A tasteful visual overhaul and an attention to detail make Ys I & II Chronicles the definitive remake and the best way to play the classic RPG.
- Gorgeous graphical over-haul of a retro classic
- Obtuse design favors challenge over hand-holding
- Optional audio and gameplay modes serve purists
- No help means grilling every villager in town
- Bump-and-run combat may feel simplistic to turn-based vets
- Adol's hair isn't spiky enough for a guy who hopes to save the world
Ys I & II Chronicles Review:
The first time Adol strikes out from Barbado Port for the City of Minea he does what every gamer does in the beginning of their adventure: he heads North. However, rather than find a friendly gate welcoming him to town he finds a towering, impenetrable wall. The door to town isn't where you'd expect it to be. It's on the opposite side of the fortress and there's nothing to do but walk around.
That's the kind of willfully obtuse game design that defines Ys – an obscure, but beloved Japanese RPG series that first launched in 1987. Gamers, tired of decades of spoon-fed video games, hold a special affection for Ys because it wasn't afraid to turn the player around and get them lost.
Ys I & II Chronicles, a hand-held re-release for the PSP, revamps the first two games with new visuals, re-recorded music and a slew of new features. If you've ever wondered if you were up to the challenge of Ys this new edition offers the best way to find out.
Red Head Redemption
Ys follows the adventures of a red-headed swordsman named Adol. His quest to vanquish the evil that has beset the land of Esteria will require him to collect six ancient books containing the secrets of the lost land of Ys. But first things first: Adol is in a new town, stripped of armor and weapon and has no idea where to begin. There's no fairy giving Adol hints either. The player has to ask around, pumping the villagers for information before he realizes that the first steps of his adventure will require him to track down a village treasure – a silver bell – that has been stolen. Figuring out next steps are half the fun of Ys. The other half, of course, is the fighting.
Run, Fight, Win
Ys splits the action adventure of The Legend of Zelda and the role-playing progression of classic Final Fantasy games right down the middle. Adol gets stronger as he conquers foes. He earns money to buy and equip better armor and swords. But fighting is much simpler than the turn-based combat you might expect. Fights are much more visceral in Ys I & II.

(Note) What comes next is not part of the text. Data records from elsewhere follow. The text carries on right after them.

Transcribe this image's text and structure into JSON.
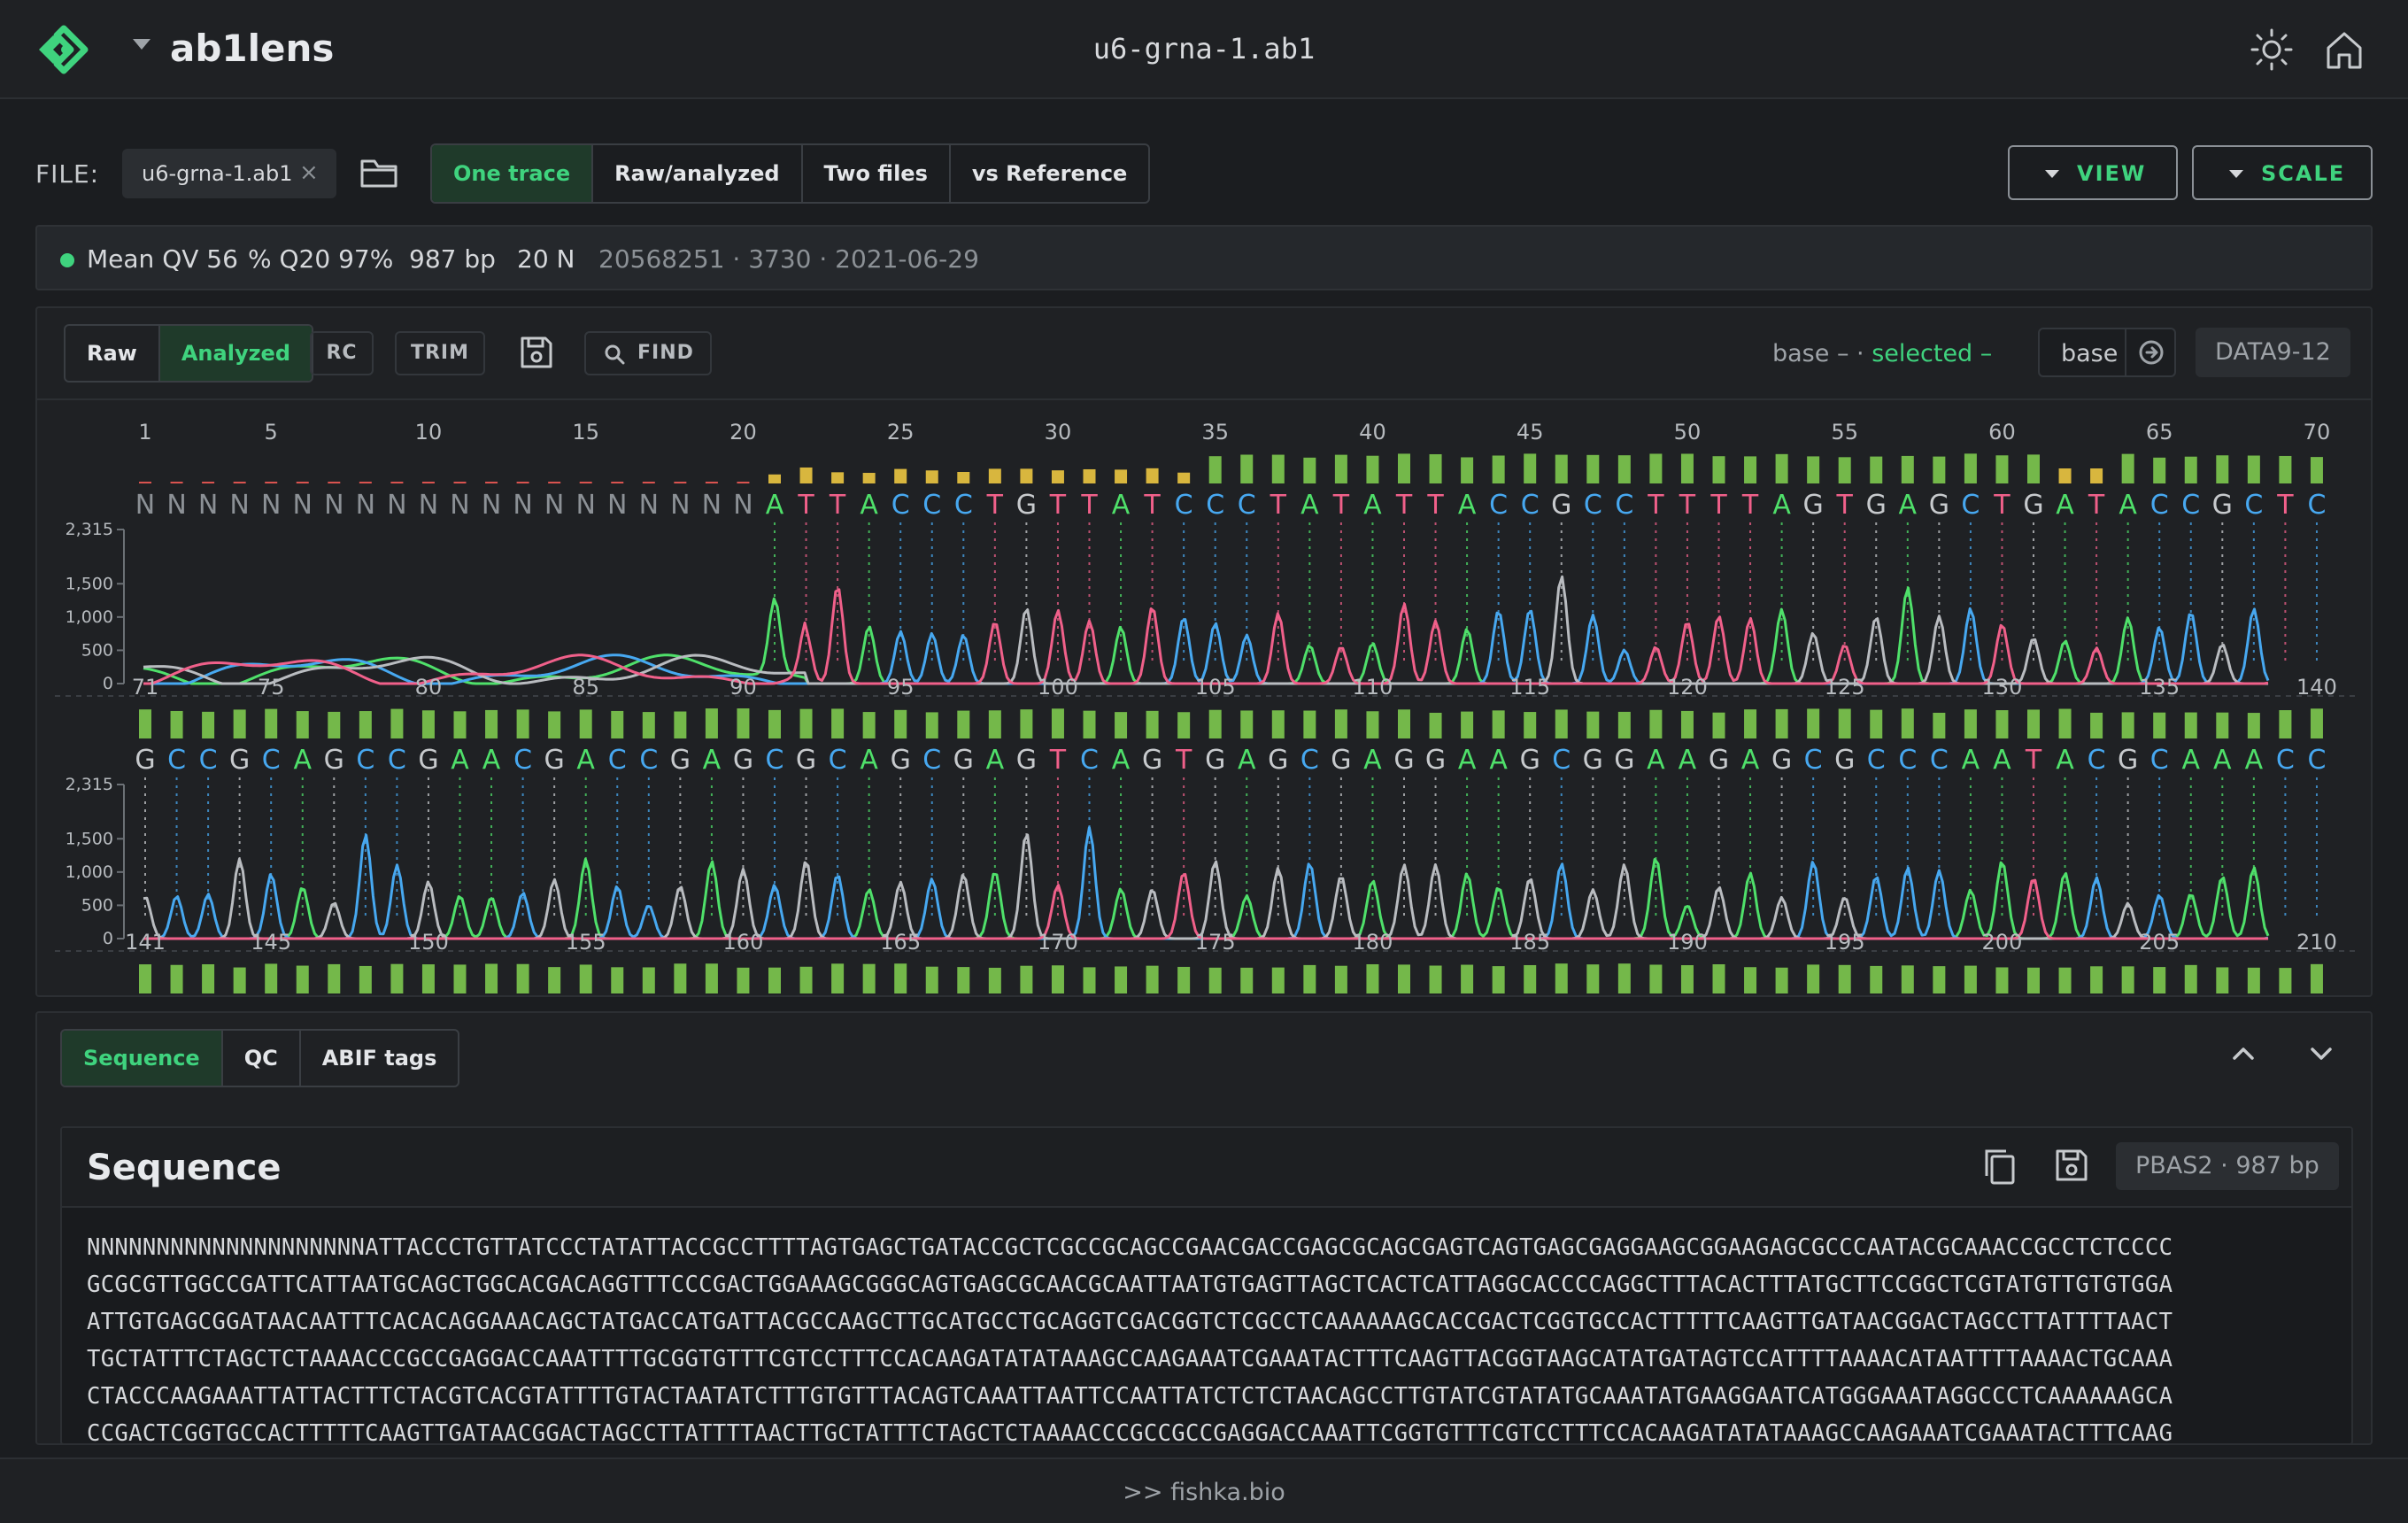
{
  "header": {
    "app_name": "ab1lens",
    "file_title": "u6-grna-1.ab1"
  },
  "file_bar": {
    "label": "FILE:",
    "file_name": "u6-grna-1.ab1",
    "close_glyph": "×",
    "modes": [
      "One trace",
      "Raw/analyzed",
      "Two files",
      "vs Reference"
    ],
    "active_mode": "One trace",
    "view_label": "VIEW",
    "scale_label": "SCALE"
  },
  "stats": {
    "mean_qv": "Mean QV 56",
    "q20": "% Q20 97%",
    "length": "987 bp",
    "n_count": "20 N",
    "meta": "20568251 · 3730 · 2021-06-29"
  },
  "trace_toolbar": {
    "raw_label": "Raw",
    "analyzed_label": "Analyzed",
    "rc_label": "RC",
    "trim_label": "TRIM",
    "find_label": "FIND",
    "legend_prefix": "base – ·",
    "legend_selected": "selected –",
    "base_input": "base",
    "data_channels": "DATA9-12"
  },
  "chart_data": {
    "type": "line",
    "title": "",
    "rows": [
      {
        "start": 1,
        "ticks": [
          1,
          5,
          10,
          15,
          20,
          25,
          30,
          35,
          40,
          45,
          50,
          55,
          60,
          65,
          70
        ],
        "bases": "NNNNNNNNNNNNNNNNNNNNATTACCCTGTTATCCCTATATTACCGCCTTTTAGTGAGCTGATACCGCTC",
        "y_ticks": [
          "2,315",
          "1,500",
          "1,000",
          "500",
          "0"
        ],
        "ylim": [
          0,
          2315
        ]
      },
      {
        "start": 71,
        "ticks": [
          71,
          75,
          80,
          85,
          90,
          95,
          100,
          105,
          110,
          115,
          120,
          125,
          130,
          135,
          140
        ],
        "bases": "GCCGCAGCCGAACGACCGAGCGCAGCGAGTCAGTGAGCGAGGAAGCGGAAGAGCGCCCAATACGCAAACC",
        "y_ticks": [
          "2,315",
          "1,500",
          "1,000",
          "500",
          "0"
        ],
        "ylim": [
          0,
          2315
        ]
      },
      {
        "start": 141,
        "ticks": [
          141,
          145,
          150,
          155,
          160,
          165,
          170,
          175,
          180,
          185,
          190,
          195,
          200,
          205,
          210
        ],
        "bases": "",
        "y_ticks": [],
        "ylim": [
          0,
          2315
        ]
      }
    ],
    "series": [
      {
        "name": "A",
        "color": "#4fe06a"
      },
      {
        "name": "C",
        "color": "#47a8f0"
      },
      {
        "name": "G",
        "color": "#b9bcc0"
      },
      {
        "name": "T",
        "color": "#f0608a"
      }
    ],
    "base_colors": {
      "A": "#4fe06a",
      "C": "#47a8f0",
      "G": "#c7cacd",
      "T": "#f0608a",
      "N": "#8c9196"
    }
  },
  "seq_panel": {
    "tabs": [
      "Sequence",
      "QC",
      "ABIF tags"
    ],
    "active_tab": "Sequence",
    "title": "Sequence",
    "chip": "PBAS2 · 987 bp",
    "lines": [
      "NNNNNNNNNNNNNNNNNNNNATTACCCTGTTATCCCTATATTACCGCCTTTTAGTGAGCTGATACCGCTCGCCGCAGCCGAACGACCGAGCGCAGCGAGTCAGTGAGCGAGGAAGCGGAAGAGCGCCCAATACGCAAACCGCCTCTCCCC",
      "GCGCGTTGGCCGATTCATTAATGCAGCTGGCACGACAGGTTTCCCGACTGGAAAGCGGGCAGTGAGCGCAACGCAATTAATGTGAGTTAGCTCACTCATTAGGCACCCCAGGCTTTACACTTTATGCTTCCGGCTCGTATGTTGTGTGGA",
      "ATTGTGAGCGGATAACAATTTCACACAGGAAACAGCTATGACCATGATTACGCCAAGCTTGCATGCCTGCAGGTCGACGGTCTCGCCTCAAAAAAGCACCGACTCGGTGCCACTTTTTCAAGTTGATAACGGACTAGCCTTATTTTAACT",
      "TGCTATTTCTAGCTCTAAAACCCGCCGAGGACCAAATTTTGCGGTGTTTCGTCCTTTCCACAAGATATATAAAGCCAAGAAATCGAAATACTTTCAAGTTACGGTAAGCATATGATAGTCCATTTTAAAACATAATTTTAAAACTGCAAA",
      "CTACCCAAGAAATTATTACTTTCTACGTCACGTATTTTGTACTAATATCTTTGTGTTTACAGTCAAATTAATTCCAATTATCTCTCTAACAGCCTTGTATCGTATATGCAAATATGAAGGAATCATGGGAAATAGGCCCTCAAAAAAGCA",
      "CCGACTCGGTGCCACTTTTTCAAGTTGATAACGGACTAGCCTTATTTTAACTTGCTATTTCTAGCTCTAAAACCCGCCGCCGAGGACCAAATTCGGTGTTTCGTCCTTTCCACAAGATATATAAAGCCAAGAAATCGAAATACTTTCAAG"
    ]
  },
  "footer": {
    "text": ">> fishka.bio"
  }
}
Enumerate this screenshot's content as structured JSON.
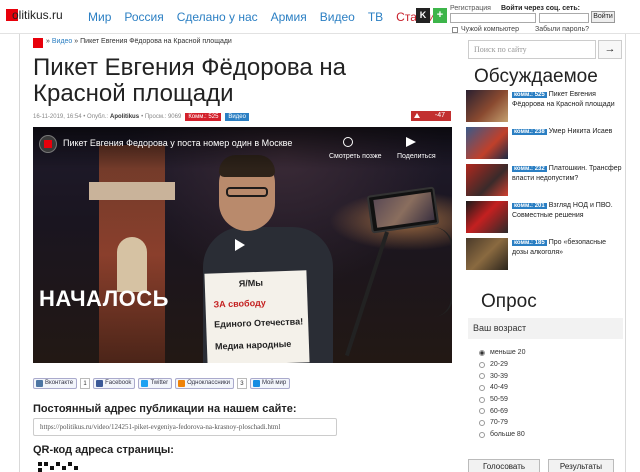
{
  "header": {
    "logo": "olitikus.ru",
    "nav": [
      "Мир",
      "Россия",
      "Сделано у нас",
      "Армия",
      "Видео",
      "ТВ",
      "Статьи"
    ],
    "social_k": "K",
    "social_plus": "+",
    "register": "Регистрация",
    "login_via": "Войти через соц. сеть:",
    "login_button": "Войти",
    "remember_label": "Чужой компьютер",
    "forgot": "Забыли пароль?"
  },
  "breadcrumb": {
    "separator": "»",
    "section": "Видео",
    "current": "Пикет Евгения Фёдорова на Красной площади"
  },
  "article": {
    "title": "Пикет Евгения Фёдорова на Красной площади",
    "date": "16-11-2019, 16:54",
    "published_prefix": "Опубл.:",
    "author": "Apolitikus",
    "views": "Просм.: 9069",
    "comments": "Комм.: 525",
    "category": "Видео",
    "rating": "-47"
  },
  "video": {
    "title": "Пикет Евгения Федорова у поста номер один в Москве",
    "watch_later": "Смотреть позже",
    "share": "Поделиться",
    "overlay_text": "НАЧАЛОСЬ",
    "sign_lines": [
      "Я/Мы",
      "ЗА свободу",
      "Единого Отечества!",
      "Медиа народные"
    ]
  },
  "share_buttons": [
    {
      "label": "Вконтакте",
      "count": "1",
      "color": "#4c75a3"
    },
    {
      "label": "Facebook",
      "count": "",
      "color": "#3b5998"
    },
    {
      "label": "Twitter",
      "count": "",
      "color": "#1da1f2"
    },
    {
      "label": "Одноклассники",
      "count": "3",
      "color": "#ee8208"
    },
    {
      "label": "Мой мир",
      "count": "",
      "color": "#168de2"
    }
  ],
  "permalink": {
    "label": "Постоянный адрес публикации на нашем сайте:",
    "url": "https://politikus.ru/video/124251-piket-evgeniya-fedorova-na-krasnoy-ploschadi.html"
  },
  "qr_label": "QR-код адреса страницы:",
  "sidebar": {
    "search_placeholder": "Поиск по сайту",
    "search_button": "→",
    "discussed_title": "Обсуждаемое",
    "discussed": [
      {
        "comments": "комм.: 525",
        "text": "Пикет Евгения Фёдорова на Красной площади"
      },
      {
        "comments": "комм.: 238",
        "text": "Умер Никита Исаев"
      },
      {
        "comments": "комм.: 232",
        "text": "Платошкин. Трансфер власти недопустим?"
      },
      {
        "comments": "комм.: 201",
        "text": "Взгляд НОД и ПВО. Совместные решения"
      },
      {
        "comments": "комм.: 185",
        "text": "Про «безопасные дозы алкоголя»"
      }
    ],
    "poll_title": "Опрос",
    "poll_question": "Ваш возраст",
    "poll_options": [
      "меньше 20",
      "20-29",
      "30-39",
      "40-49",
      "50-59",
      "60-69",
      "70-79",
      "больше 80"
    ],
    "vote_button": "Голосовать",
    "results_button": "Результаты"
  },
  "colors": {
    "brand_red": "#e8000b",
    "link_blue": "#2b7fc3",
    "comment_red": "#d3202b"
  }
}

When Adol runs across the countryside or waltzes through a dungeon he need only bump into an enemy to do damage to them. Early on he'll have to ram into them over and over to make a dent in their defenses. But soon, when he's stronger and sturdier, he'll cut through them like butter. That doesn't mean the game is easy. Ys frequently throws tough monsters at Adol, forcing the player to fight conservatively or run like hell.
One Ys To Rule Them All
Not surprisingly Ys II picks up right where the first game leaves off. With tower of Darm scaled and the books collected Adol must return the books to the ancient spirits who penned them. Both games are beautified by new art. The original games were, as you'd expect, rudimentary when it came to visuals.
The recent re-release of Ys I & II for the Nintendo DS, with its wrong-headed 3-D models, is ugly by comparison. The landscape, characters and props are all rendered here in detailed, colorful sprites. Graphical flourishes like lens flares and a handsomely wrought heads-up display make this re-release extremely easy on the eyes. Re-recorded music (optional if you're a stickler for the original) is kind to the ears as well.
The years have seen many versions of Ys – the game has been on more consoles than most people have heard of. But this PSP version of the game is the only one you'll need – until next time at least.